What is needed: Check each line of the listing below for the string "Hello", then copy every line that has it.

Extracted information:
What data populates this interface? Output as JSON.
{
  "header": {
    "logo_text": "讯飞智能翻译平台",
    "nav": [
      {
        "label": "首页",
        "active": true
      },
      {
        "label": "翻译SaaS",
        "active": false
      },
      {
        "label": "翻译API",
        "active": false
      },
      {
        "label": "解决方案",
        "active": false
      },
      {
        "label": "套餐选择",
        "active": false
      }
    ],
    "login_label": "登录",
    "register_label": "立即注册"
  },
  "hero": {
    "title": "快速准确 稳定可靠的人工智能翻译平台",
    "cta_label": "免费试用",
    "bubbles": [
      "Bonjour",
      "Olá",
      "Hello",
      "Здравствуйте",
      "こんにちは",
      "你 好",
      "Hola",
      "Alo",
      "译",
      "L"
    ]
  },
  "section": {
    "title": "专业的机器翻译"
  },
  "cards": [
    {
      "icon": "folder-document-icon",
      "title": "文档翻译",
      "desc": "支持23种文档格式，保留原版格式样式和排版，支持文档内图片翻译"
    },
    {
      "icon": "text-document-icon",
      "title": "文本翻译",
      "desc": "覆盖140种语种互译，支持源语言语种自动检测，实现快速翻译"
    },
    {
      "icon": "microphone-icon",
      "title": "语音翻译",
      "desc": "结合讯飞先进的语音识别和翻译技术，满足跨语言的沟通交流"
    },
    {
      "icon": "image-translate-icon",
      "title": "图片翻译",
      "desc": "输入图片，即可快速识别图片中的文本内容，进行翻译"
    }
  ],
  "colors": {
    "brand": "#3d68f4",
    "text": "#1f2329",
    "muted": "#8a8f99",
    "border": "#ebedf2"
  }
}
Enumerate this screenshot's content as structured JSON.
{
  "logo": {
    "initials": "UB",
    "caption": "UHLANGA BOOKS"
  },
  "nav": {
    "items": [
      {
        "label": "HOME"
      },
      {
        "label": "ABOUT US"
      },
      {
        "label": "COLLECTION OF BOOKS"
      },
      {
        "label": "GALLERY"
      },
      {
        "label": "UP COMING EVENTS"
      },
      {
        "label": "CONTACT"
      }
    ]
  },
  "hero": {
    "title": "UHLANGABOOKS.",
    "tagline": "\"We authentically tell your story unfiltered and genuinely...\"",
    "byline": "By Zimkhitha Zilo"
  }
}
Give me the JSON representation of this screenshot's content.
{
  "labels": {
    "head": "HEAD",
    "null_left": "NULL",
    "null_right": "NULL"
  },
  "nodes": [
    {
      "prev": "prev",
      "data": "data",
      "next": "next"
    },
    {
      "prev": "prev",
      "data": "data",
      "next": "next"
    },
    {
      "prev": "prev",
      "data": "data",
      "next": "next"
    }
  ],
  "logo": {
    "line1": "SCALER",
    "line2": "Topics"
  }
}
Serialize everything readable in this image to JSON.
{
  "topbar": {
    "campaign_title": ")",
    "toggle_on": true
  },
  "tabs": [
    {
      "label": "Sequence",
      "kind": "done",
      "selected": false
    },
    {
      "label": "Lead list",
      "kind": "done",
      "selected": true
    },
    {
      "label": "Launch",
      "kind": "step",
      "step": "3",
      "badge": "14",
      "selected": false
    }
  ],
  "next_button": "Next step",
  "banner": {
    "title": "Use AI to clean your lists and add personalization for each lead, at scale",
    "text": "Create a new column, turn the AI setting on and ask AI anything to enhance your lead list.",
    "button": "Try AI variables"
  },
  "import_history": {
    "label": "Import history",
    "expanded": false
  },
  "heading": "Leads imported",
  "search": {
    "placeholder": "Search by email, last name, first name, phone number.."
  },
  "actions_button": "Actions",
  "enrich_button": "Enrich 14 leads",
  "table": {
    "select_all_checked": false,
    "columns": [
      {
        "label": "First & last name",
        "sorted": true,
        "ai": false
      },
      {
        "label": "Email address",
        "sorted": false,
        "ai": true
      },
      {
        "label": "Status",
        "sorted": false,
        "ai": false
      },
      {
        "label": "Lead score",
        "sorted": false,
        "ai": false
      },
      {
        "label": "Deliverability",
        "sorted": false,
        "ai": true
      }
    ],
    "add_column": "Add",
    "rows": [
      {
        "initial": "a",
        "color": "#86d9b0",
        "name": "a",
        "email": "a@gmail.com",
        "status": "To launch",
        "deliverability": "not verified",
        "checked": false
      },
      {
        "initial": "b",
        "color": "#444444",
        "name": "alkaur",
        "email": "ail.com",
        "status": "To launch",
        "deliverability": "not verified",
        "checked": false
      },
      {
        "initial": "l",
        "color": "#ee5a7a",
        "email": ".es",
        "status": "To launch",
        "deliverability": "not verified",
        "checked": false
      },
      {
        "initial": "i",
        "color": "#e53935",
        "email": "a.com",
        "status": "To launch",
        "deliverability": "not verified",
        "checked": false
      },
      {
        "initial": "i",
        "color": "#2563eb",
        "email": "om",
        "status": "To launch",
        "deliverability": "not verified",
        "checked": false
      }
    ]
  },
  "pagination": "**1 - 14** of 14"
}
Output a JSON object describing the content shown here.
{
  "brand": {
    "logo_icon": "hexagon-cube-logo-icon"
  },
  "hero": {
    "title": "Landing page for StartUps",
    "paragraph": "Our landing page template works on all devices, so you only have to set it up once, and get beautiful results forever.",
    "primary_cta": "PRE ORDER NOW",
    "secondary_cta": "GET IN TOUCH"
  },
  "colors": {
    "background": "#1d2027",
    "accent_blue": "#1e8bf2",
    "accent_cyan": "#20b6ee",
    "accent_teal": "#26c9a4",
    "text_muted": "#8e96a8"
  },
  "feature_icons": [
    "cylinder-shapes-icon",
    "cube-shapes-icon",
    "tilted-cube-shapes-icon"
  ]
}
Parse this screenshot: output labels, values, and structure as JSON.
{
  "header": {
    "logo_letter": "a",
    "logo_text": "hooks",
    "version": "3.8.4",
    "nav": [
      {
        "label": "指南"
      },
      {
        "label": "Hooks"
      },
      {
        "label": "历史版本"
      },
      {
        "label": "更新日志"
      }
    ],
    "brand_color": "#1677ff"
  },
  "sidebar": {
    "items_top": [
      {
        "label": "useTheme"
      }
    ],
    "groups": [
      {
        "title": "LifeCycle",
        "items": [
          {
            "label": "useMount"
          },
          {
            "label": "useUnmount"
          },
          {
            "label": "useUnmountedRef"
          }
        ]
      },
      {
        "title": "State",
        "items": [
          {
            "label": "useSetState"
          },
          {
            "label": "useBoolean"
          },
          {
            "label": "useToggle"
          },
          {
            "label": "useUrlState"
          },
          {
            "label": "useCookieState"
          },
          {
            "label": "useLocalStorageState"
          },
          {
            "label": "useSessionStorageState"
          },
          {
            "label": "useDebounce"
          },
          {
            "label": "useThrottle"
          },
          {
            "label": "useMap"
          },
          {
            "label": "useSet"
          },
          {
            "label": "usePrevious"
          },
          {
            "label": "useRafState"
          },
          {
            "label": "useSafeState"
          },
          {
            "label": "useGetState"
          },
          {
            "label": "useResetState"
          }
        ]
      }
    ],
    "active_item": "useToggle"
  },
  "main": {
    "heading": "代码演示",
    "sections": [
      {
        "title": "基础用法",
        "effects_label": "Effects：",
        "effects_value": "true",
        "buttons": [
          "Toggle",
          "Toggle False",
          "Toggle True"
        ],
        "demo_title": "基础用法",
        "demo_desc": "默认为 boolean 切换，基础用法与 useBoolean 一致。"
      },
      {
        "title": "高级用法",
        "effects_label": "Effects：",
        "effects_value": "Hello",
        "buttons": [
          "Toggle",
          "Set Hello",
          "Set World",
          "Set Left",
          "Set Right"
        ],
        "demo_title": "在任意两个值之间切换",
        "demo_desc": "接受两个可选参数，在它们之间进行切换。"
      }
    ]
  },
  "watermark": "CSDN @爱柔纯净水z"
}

Exercise answer:
      "Hello",
        "effects_value": "Hello",
          "Set Hello",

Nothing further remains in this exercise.